→ **Assigned task**
The answer must be every line of the records below that contains the word "running".

Data records for software interfaces:
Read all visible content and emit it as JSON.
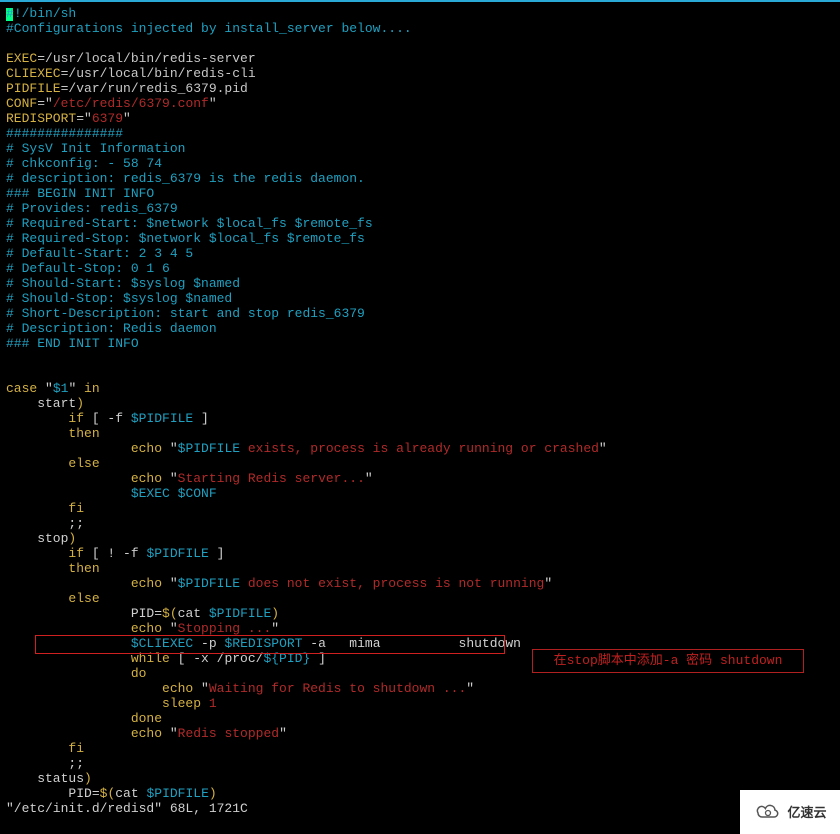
{
  "lines": {
    "l01a": "#",
    "l01b": "!/bin/sh",
    "l02": "#Configurations injected by install_server below....",
    "l03_a": "EXEC",
    "l03_b": "=/usr/local/bin/redis-server",
    "l04_a": "CLIEXEC",
    "l04_b": "=/usr/local/bin/redis-cli",
    "l05_a": "PIDFILE",
    "l05_b": "=/var/run/redis_6379.pid",
    "l06_a": "CONF",
    "l06_b": "=\"",
    "l06_c": "/etc/redis/6379.conf",
    "l06_d": "\"",
    "l07_a": "REDISPORT",
    "l07_b": "=\"",
    "l07_c": "6379",
    "l07_d": "\"",
    "l08": "###############",
    "l09": "# SysV Init Information",
    "l10": "# chkconfig: - 58 74",
    "l11": "# description: redis_6379 is the redis daemon.",
    "l12": "### BEGIN INIT INFO",
    "l13": "# Provides: redis_6379",
    "l14": "# Required-Start: $network $local_fs $remote_fs",
    "l15": "# Required-Stop: $network $local_fs $remote_fs",
    "l16": "# Default-Start: 2 3 4 5",
    "l17": "# Default-Stop: 0 1 6",
    "l18": "# Should-Start: $syslog $named",
    "l19": "# Should-Stop: $syslog $named",
    "l20": "# Short-Description: start and stop redis_6379",
    "l21": "# Description: Redis daemon",
    "l22": "### END INIT INFO",
    "l23_a": "case",
    "l23_b": " \"",
    "l23_c": "$1",
    "l23_d": "\" ",
    "l23_e": "in",
    "l24_a": "    start",
    "l24_b": ")",
    "l25_a": "        if",
    "l25_b": " [ -f ",
    "l25_c": "$PIDFILE",
    "l25_d": " ]",
    "l26": "        then",
    "l27_a": "                echo",
    "l27_b": " \"",
    "l27_c": "$PIDFILE",
    "l27_d": " exists, process is already running or crashed",
    "l27_e": "\"",
    "l28": "        else",
    "l29_a": "                echo",
    "l29_b": " \"",
    "l29_c": "Starting Redis server...",
    "l29_d": "\"",
    "l30_a": "                ",
    "l30_b": "$EXEC",
    "l30_c": " ",
    "l30_d": "$CONF",
    "l31": "        fi",
    "l32": "        ;;",
    "l33_a": "    stop",
    "l33_b": ")",
    "l34_a": "        if",
    "l34_b": " [ ! -f ",
    "l34_c": "$PIDFILE",
    "l34_d": " ]",
    "l35": "        then",
    "l36_a": "                echo",
    "l36_b": " \"",
    "l36_c": "$PIDFILE",
    "l36_d": " does not exist, process is not running",
    "l36_e": "\"",
    "l37": "        else",
    "l38_a": "                PID",
    "l38_b": "=",
    "l38_c": "$(",
    "l38_d": "cat ",
    "l38_e": "$PIDFILE",
    "l38_f": ")",
    "l39_a": "                echo",
    "l39_b": " \"",
    "l39_c": "Stopping ...",
    "l39_d": "\"",
    "l40_a": "                ",
    "l40_b": "$CLIEXEC",
    "l40_c": " -p ",
    "l40_d": "$REDISPORT",
    "l40_e": " -a",
    "l40_f": "   mima          shutdown",
    "l41_a": "                while",
    "l41_b": " [ -x ",
    "l41_c": "/proc/",
    "l41_d": "${PID}",
    "l41_e": " ]",
    "l42": "                do",
    "l43_a": "                    echo",
    "l43_b": " \"",
    "l43_c": "Waiting for Redis to shutdown ...",
    "l43_d": "\"",
    "l44_a": "                    sleep",
    "l44_b": " ",
    "l44_c": "1",
    "l45": "                done",
    "l46_a": "                echo",
    "l46_b": " \"",
    "l46_c": "Redis stopped",
    "l46_d": "\"",
    "l47": "        fi",
    "l48": "        ;;",
    "l49_a": "    status",
    "l49_b": ")",
    "l50_a": "        PID",
    "l50_b": "=",
    "l50_c": "$(",
    "l50_d": "cat ",
    "l50_e": "$PIDFILE",
    "l50_f": ")"
  },
  "status": "\"/etc/init.d/redisd\" 68L, 1721C",
  "note": {
    "prefix": "在stop脚本中添加-a 密码 ",
    "kw": "shutdown"
  },
  "logo_text": "亿速云"
}
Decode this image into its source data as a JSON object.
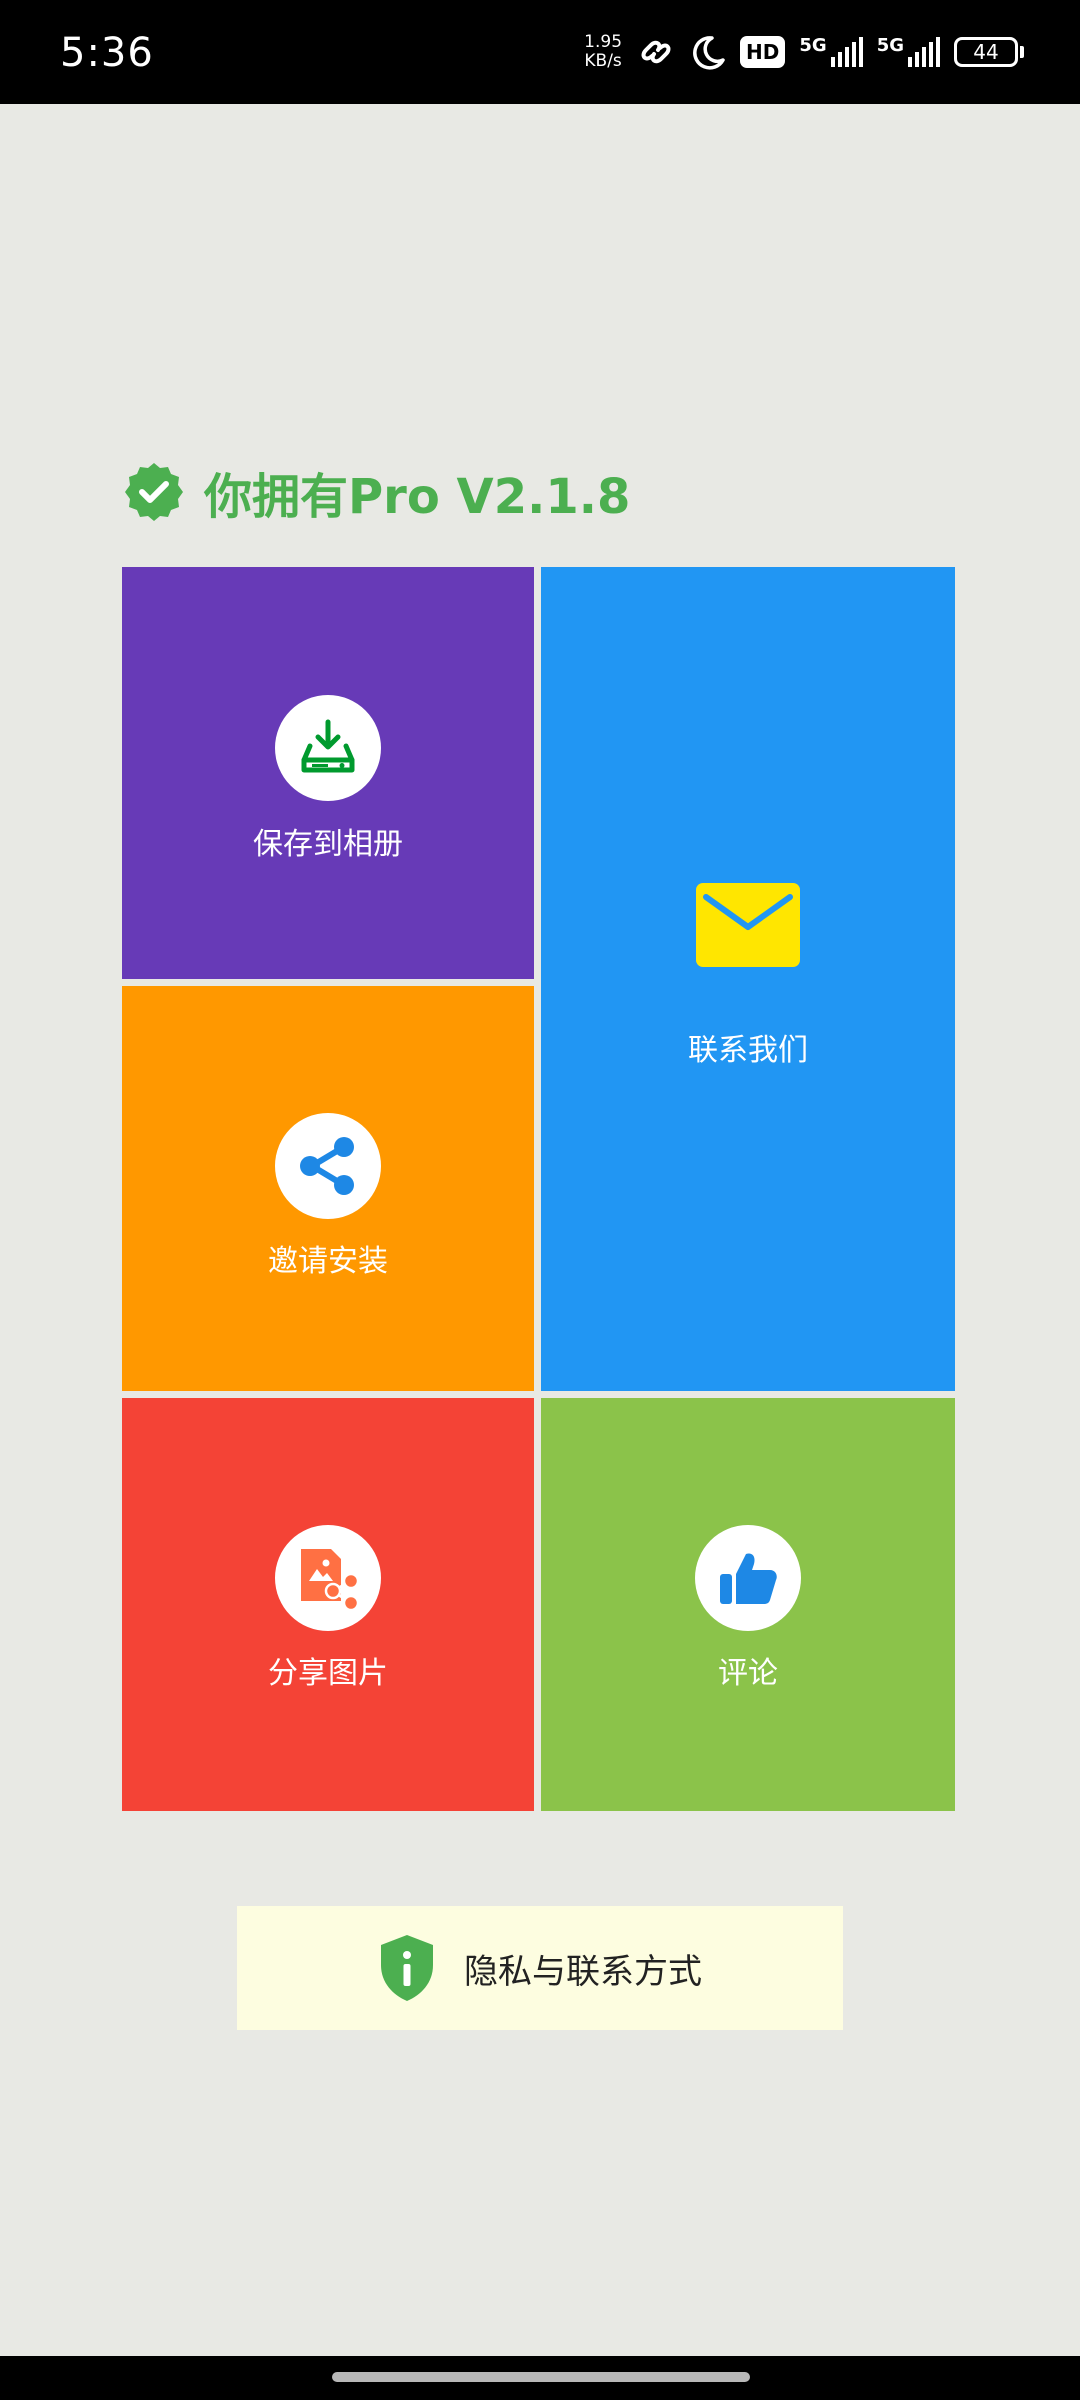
{
  "status_bar": {
    "time": "5:36",
    "net_speed_value": "1.95",
    "net_speed_unit": "KB/s",
    "hd_badge": "HD",
    "sim1_label": "5G",
    "sim2_label": "5G",
    "battery": "44",
    "icons": [
      "link-icon",
      "moon-icon",
      "hd-icon",
      "signal-icon",
      "signal-icon",
      "battery-icon"
    ]
  },
  "header": {
    "title": "你拥有Pro V2.1.8",
    "icon": "verified-badge-icon"
  },
  "tiles": {
    "save": {
      "label": "保存到相册",
      "color": "#673ab7",
      "icon": "download-tray-icon"
    },
    "contact": {
      "label": "联系我们",
      "color": "#2196f3",
      "icon": "mail-icon"
    },
    "invite": {
      "label": "邀请安装",
      "color": "#ff9800",
      "icon": "share-icon"
    },
    "share_picture": {
      "label": "分享图片",
      "color": "#f44336",
      "icon": "share-image-icon"
    },
    "review": {
      "label": "评论",
      "color": "#8bc34a",
      "icon": "thumbs-up-icon"
    }
  },
  "privacy": {
    "label": "隐私与联系方式",
    "icon": "shield-info-icon",
    "background": "#fdfde0"
  },
  "colors": {
    "page_background": "#e8e9e4",
    "accent_green": "#4caf50"
  }
}
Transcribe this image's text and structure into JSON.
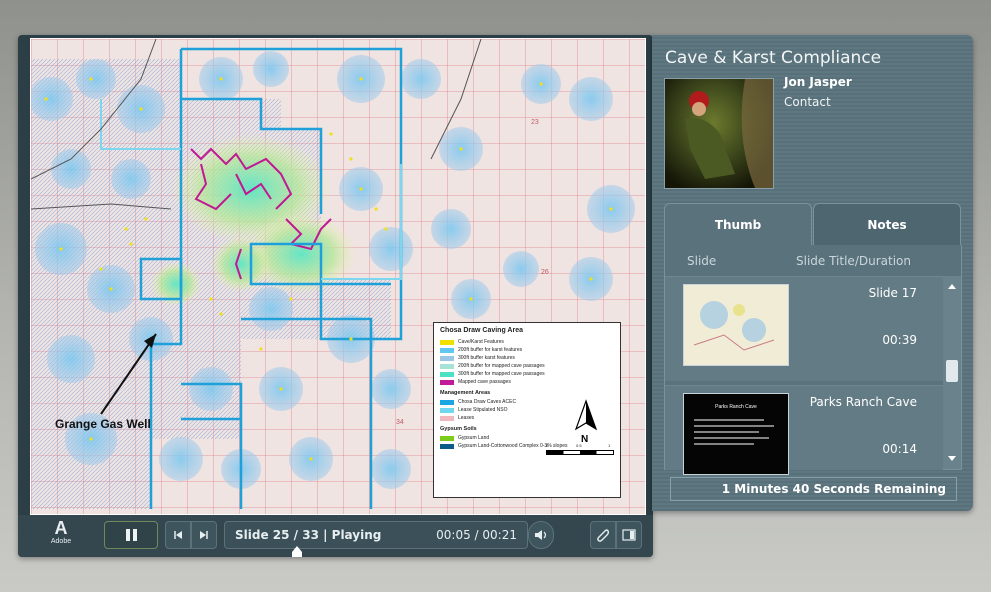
{
  "player": {
    "slide": {
      "callout": "Grange Gas Well",
      "legend": {
        "title": "Chosa Draw Caving Area",
        "items": [
          {
            "label": "Cave/Karst Features",
            "color": "#f2e100"
          },
          {
            "label": "200ft buffer for karst features",
            "color": "#5fc7f2"
          },
          {
            "label": "300ft buffer karst features",
            "color": "#9ac6e6"
          },
          {
            "label": "200ft buffer for mapped cave passages",
            "color": "#a6e3d6"
          },
          {
            "label": "300ft buffer for mapped cave passages",
            "color": "#4ee0c2"
          },
          {
            "label": "Mapped cave passages",
            "color": "#c2189a"
          }
        ],
        "management_title": "Management Areas",
        "management_items": [
          {
            "label": "Chosa Draw Caves ACEC",
            "color": "#1aa6e0"
          },
          {
            "label": "Lease Stipulated NSO",
            "color": "#6fd7f0"
          },
          {
            "label": "Leases",
            "color": "#f2b8c0"
          }
        ],
        "soils_title": "Gypsum Soils",
        "soils_items": [
          {
            "label": "Gypsum Land",
            "color": "#7ccc1c"
          },
          {
            "label": "Gypsum Land-Cottonwood Complex 0-3% slopes",
            "color": "#0c5c8a"
          }
        ],
        "north": "N",
        "scale_labels": [
          "0",
          "0.5",
          "1"
        ]
      }
    },
    "controls": {
      "brand": "Adobe",
      "status": "Slide 25 / 33 | Playing",
      "time": "00:05 / 00:21",
      "slide_progress": 0.24
    }
  },
  "panel": {
    "title": "Cave & Karst Compliance",
    "presenter_name": "Jon Jasper",
    "presenter_role": "Contact",
    "tabs": [
      {
        "label": "Thumb",
        "active": true
      },
      {
        "label": "Notes",
        "active": false
      }
    ],
    "columns": [
      "Slide",
      "Slide Title/Duration"
    ],
    "items": [
      {
        "title": "Slide 17",
        "duration": "00:39"
      },
      {
        "title": "Parks Ranch Cave",
        "duration": "00:14",
        "thumb_title": "Parks Ranch Cave"
      }
    ],
    "remaining": "1 Minutes 40 Seconds Remaining"
  }
}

→ **Task solution**
    "l27_d": " exists, process is already running or crashed",
    "l36_d": " does not exist, process is not running",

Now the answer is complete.